Dataset rows describing interfaces:
══════

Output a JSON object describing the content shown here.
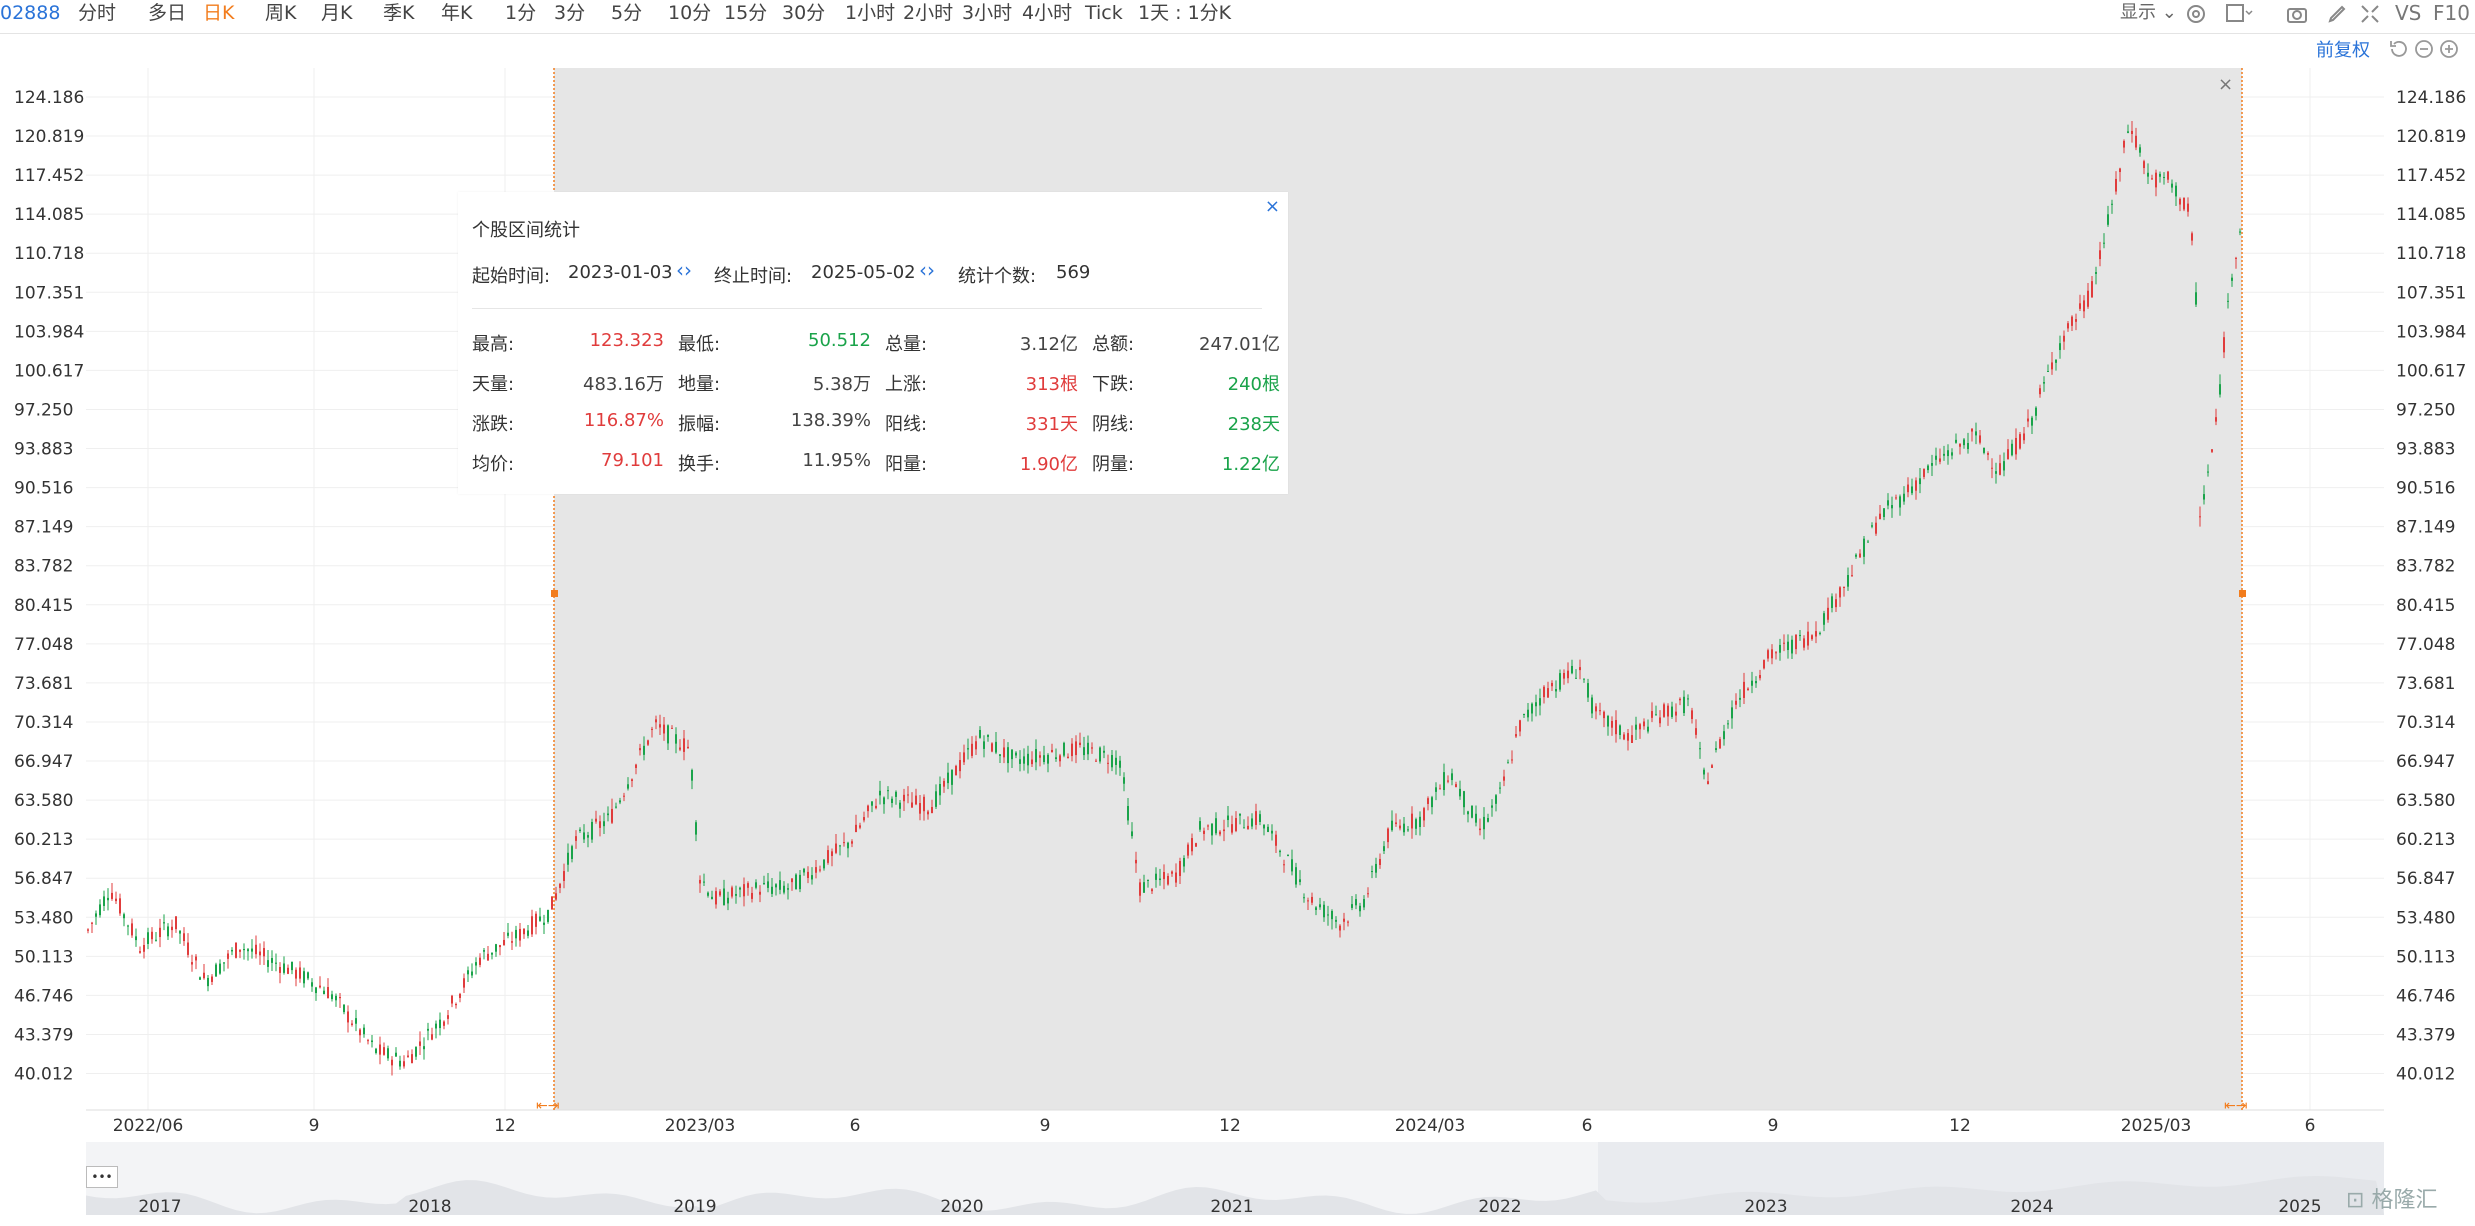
{
  "toolbar": {
    "code": "02888",
    "periods": [
      "分时",
      "多日",
      "日K",
      "周K",
      "月K",
      "季K",
      "年K",
      "1分",
      "3分",
      "5分",
      "10分",
      "15分",
      "30分",
      "1小时",
      "2小时",
      "3小时",
      "4小时",
      "Tick",
      "1天 : 1分K"
    ],
    "active_period": "日K",
    "display_label": "显示",
    "vs_label": "VS",
    "f10_label": "F10",
    "adjust_label": "前复权"
  },
  "chart": {
    "y_ticks": [
      "124.186",
      "120.819",
      "117.452",
      "114.085",
      "110.718",
      "107.351",
      "103.984",
      "100.617",
      "97.250",
      "93.883",
      "90.516",
      "87.149",
      "83.782",
      "80.415",
      "77.048",
      "73.681",
      "70.314",
      "66.947",
      "63.580",
      "60.213",
      "56.847",
      "53.480",
      "50.113",
      "46.746",
      "43.379",
      "40.012"
    ],
    "x_ticks": [
      "2022/06",
      "9",
      "12",
      "2023/03",
      "6",
      "9",
      "12",
      "2024/03",
      "6",
      "9",
      "12",
      "2025/03",
      "6"
    ],
    "overview_years": [
      "2017",
      "2018",
      "2019",
      "2020",
      "2021",
      "2022",
      "2023",
      "2024",
      "2025"
    ],
    "selection_close": "×",
    "colors": {
      "up": "#e03c3c",
      "down": "#1aa34a",
      "selection": "#e6e6e6",
      "marker": "#f27d1e"
    }
  },
  "stats": {
    "title": "个股区间统计",
    "close": "×",
    "start_label": "起始时间:",
    "start_value": "2023-01-03",
    "end_label": "终止时间:",
    "end_value": "2025-05-02",
    "count_label": "统计个数:",
    "count_value": "569",
    "rows": [
      [
        {
          "l": "最高:",
          "v": "123.323",
          "c": "red"
        },
        {
          "l": "最低:",
          "v": "50.512",
          "c": "green"
        },
        {
          "l": "总量:",
          "v": "3.12亿",
          "c": "gray"
        },
        {
          "l": "总额:",
          "v": "247.01亿",
          "c": "gray"
        }
      ],
      [
        {
          "l": "天量:",
          "v": "483.16万",
          "c": "gray"
        },
        {
          "l": "地量:",
          "v": "5.38万",
          "c": "gray"
        },
        {
          "l": "上涨:",
          "v": "313根",
          "c": "red"
        },
        {
          "l": "下跌:",
          "v": "240根",
          "c": "green"
        }
      ],
      [
        {
          "l": "涨跌:",
          "v": "116.87%",
          "c": "red"
        },
        {
          "l": "振幅:",
          "v": "138.39%",
          "c": "gray"
        },
        {
          "l": "阳线:",
          "v": "331天",
          "c": "red"
        },
        {
          "l": "阴线:",
          "v": "238天",
          "c": "green"
        }
      ],
      [
        {
          "l": "均价:",
          "v": "79.101",
          "c": "red"
        },
        {
          "l": "换手:",
          "v": "11.95%",
          "c": "gray"
        },
        {
          "l": "阳量:",
          "v": "1.90亿",
          "c": "red"
        },
        {
          "l": "阴量:",
          "v": "1.22亿",
          "c": "green"
        }
      ]
    ]
  },
  "overview": {
    "menu": "•••",
    "brand": "格隆汇"
  }
}
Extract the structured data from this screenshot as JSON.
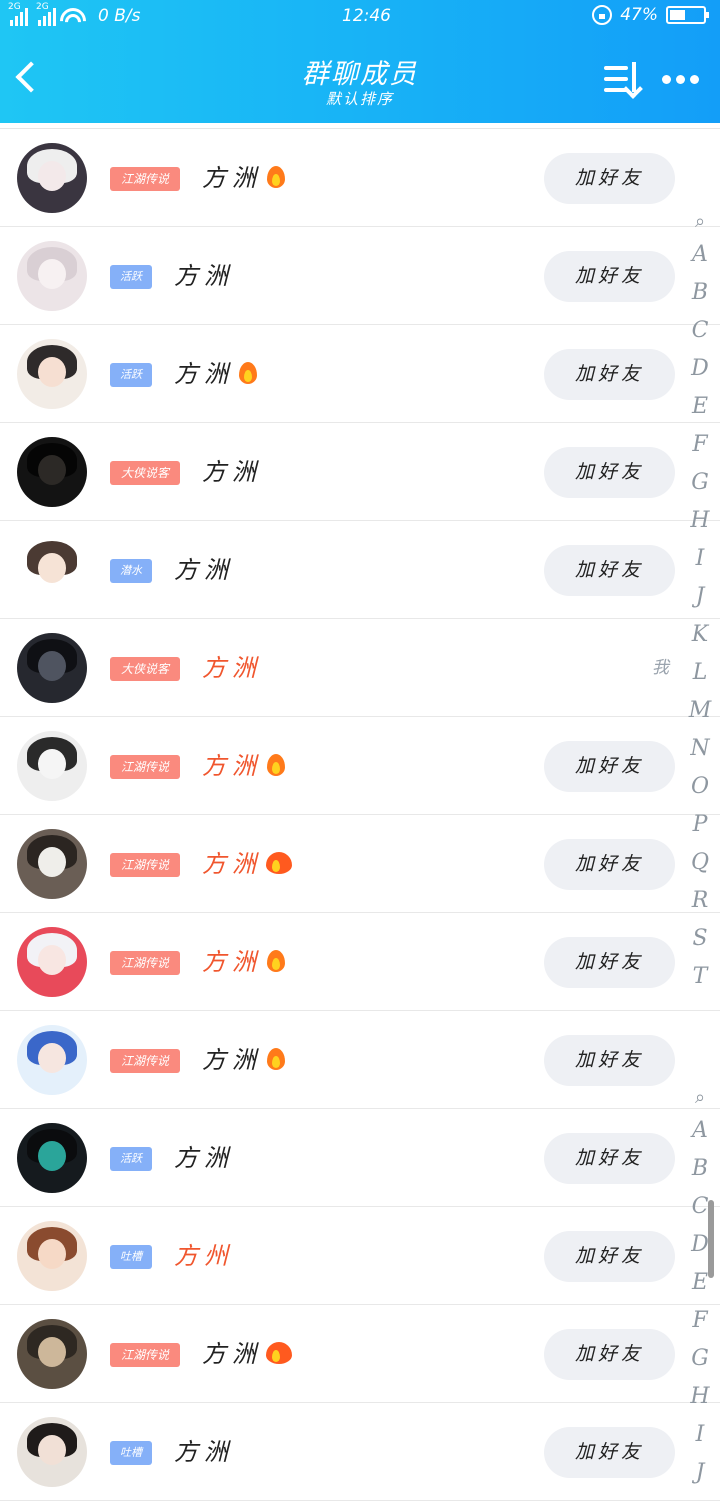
{
  "status_bar": {
    "sim1": "2G",
    "sim2": "2G",
    "speed": "0 B/s",
    "time": "12:46",
    "battery": "47%",
    "battery_level": 0.47
  },
  "header": {
    "title": "群聊成员",
    "subtitle": "默认排序",
    "icons": [
      "back-icon",
      "sort-icon",
      "more-icon"
    ]
  },
  "members": [
    {
      "avatar": "anime-girl-white-hair",
      "badge": "江湖传说",
      "badge_color": "red",
      "name": "方洲",
      "name_color": "dark",
      "flame": "small",
      "action": "加好友"
    },
    {
      "avatar": "pale-anime-sketch",
      "badge": "活跃",
      "badge_color": "blue",
      "name": "方洲",
      "name_color": "dark",
      "flame": "",
      "action": "加好友"
    },
    {
      "avatar": "couple-photo",
      "badge": "活跃",
      "badge_color": "blue",
      "name": "方洲",
      "name_color": "dark",
      "flame": "small",
      "action": "加好友"
    },
    {
      "avatar": "dark-figure",
      "badge": "大侠说客",
      "badge_color": "red",
      "name": "方洲",
      "name_color": "dark",
      "flame": "",
      "action": "加好友"
    },
    {
      "avatar": "chibi-girl",
      "badge": "潜水",
      "badge_color": "blue",
      "name": "方洲",
      "name_color": "dark",
      "flame": "",
      "action": "加好友"
    },
    {
      "avatar": "silhouette-window",
      "badge": "大侠说客",
      "badge_color": "red",
      "name": "方洲",
      "name_color": "orange",
      "flame": "",
      "action": "",
      "self_label": "我"
    },
    {
      "avatar": "manga-couple",
      "badge": "江湖传说",
      "badge_color": "red",
      "name": "方洲",
      "name_color": "orange",
      "flame": "small",
      "action": "加好友"
    },
    {
      "avatar": "dog-face",
      "badge": "江湖传说",
      "badge_color": "red",
      "name": "方洲",
      "name_color": "orange",
      "flame": "big",
      "action": "加好友"
    },
    {
      "avatar": "anime-girl-red",
      "badge": "江湖传说",
      "badge_color": "red",
      "name": "方洲",
      "name_color": "orange",
      "flame": "small",
      "action": "加好友"
    },
    {
      "avatar": "anime-boy-blue",
      "badge": "江湖传说",
      "badge_color": "red",
      "name": "方洲",
      "name_color": "dark",
      "flame": "small",
      "action": "加好友"
    },
    {
      "avatar": "night-lights",
      "badge": "活跃",
      "badge_color": "blue",
      "name": "方洲",
      "name_color": "dark",
      "flame": "",
      "action": "加好友"
    },
    {
      "avatar": "anime-girl-brown",
      "badge": "吐槽",
      "badge_color": "blue",
      "name": "方州",
      "name_color": "orange",
      "flame": "",
      "action": "加好友"
    },
    {
      "avatar": "dog-photo",
      "badge": "江湖传说",
      "badge_color": "red",
      "name": "方洲",
      "name_color": "dark",
      "flame": "big",
      "action": "加好友"
    },
    {
      "avatar": "anime-dark-girl",
      "badge": "吐槽",
      "badge_color": "blue",
      "name": "方洲",
      "name_color": "dark",
      "flame": "",
      "action": "加好友"
    }
  ],
  "index_upper": [
    "A",
    "B",
    "C",
    "D",
    "E",
    "F",
    "G",
    "H",
    "I",
    "J",
    "K",
    "L",
    "M",
    "N",
    "O",
    "P",
    "Q",
    "R",
    "S",
    "T"
  ],
  "index_lower": [
    "A",
    "B",
    "C",
    "D",
    "E",
    "F",
    "G",
    "H",
    "I",
    "J"
  ],
  "colors": {
    "header_start": "#1fc6f4",
    "header_end": "#139ef8",
    "badge_red": "#fa8a7e",
    "badge_blue": "#85b0f8",
    "name_orange": "#f0562e",
    "button_bg": "#eef0f4",
    "index_text": "#8e97a0"
  }
}
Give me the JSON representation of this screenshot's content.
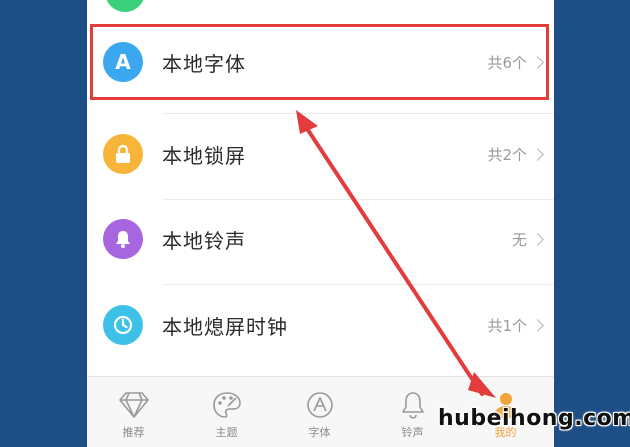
{
  "list": {
    "items": [
      {
        "label": "本地字体",
        "meta": "共6个",
        "icon": "font-icon",
        "icon_text": "A",
        "color": "#3aa7ef"
      },
      {
        "label": "本地锁屏",
        "meta": "共2个",
        "icon": "lock-icon",
        "color": "#f7b53a"
      },
      {
        "label": "本地铃声",
        "meta": "无",
        "icon": "bell-icon",
        "color": "#a766e0"
      },
      {
        "label": "本地熄屏时钟",
        "meta": "共1个",
        "icon": "clock-icon",
        "color": "#3ec1e8"
      }
    ]
  },
  "tabbar": {
    "tabs": [
      {
        "label": "推荐",
        "icon": "diamond-icon"
      },
      {
        "label": "主题",
        "icon": "palette-icon"
      },
      {
        "label": "字体",
        "icon": "font-tab-icon"
      },
      {
        "label": "铃声",
        "icon": "bell-tab-icon"
      },
      {
        "label": "我的",
        "icon": "person-icon",
        "active": true
      }
    ]
  },
  "watermark": "hubeihong.com",
  "colors": {
    "highlight": "#e23c3c",
    "accent": "#f1a43a",
    "background": "#1d4e86"
  }
}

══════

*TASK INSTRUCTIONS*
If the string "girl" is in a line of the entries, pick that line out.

*OUTPUT FOR THIS EXERCISE*
      "avatar": "anime-girl-white-hair",
      "avatar": "chibi-girl",
      "avatar": "anime-girl-red",
      "avatar": "anime-girl-brown",
      "avatar": "anime-dark-girl",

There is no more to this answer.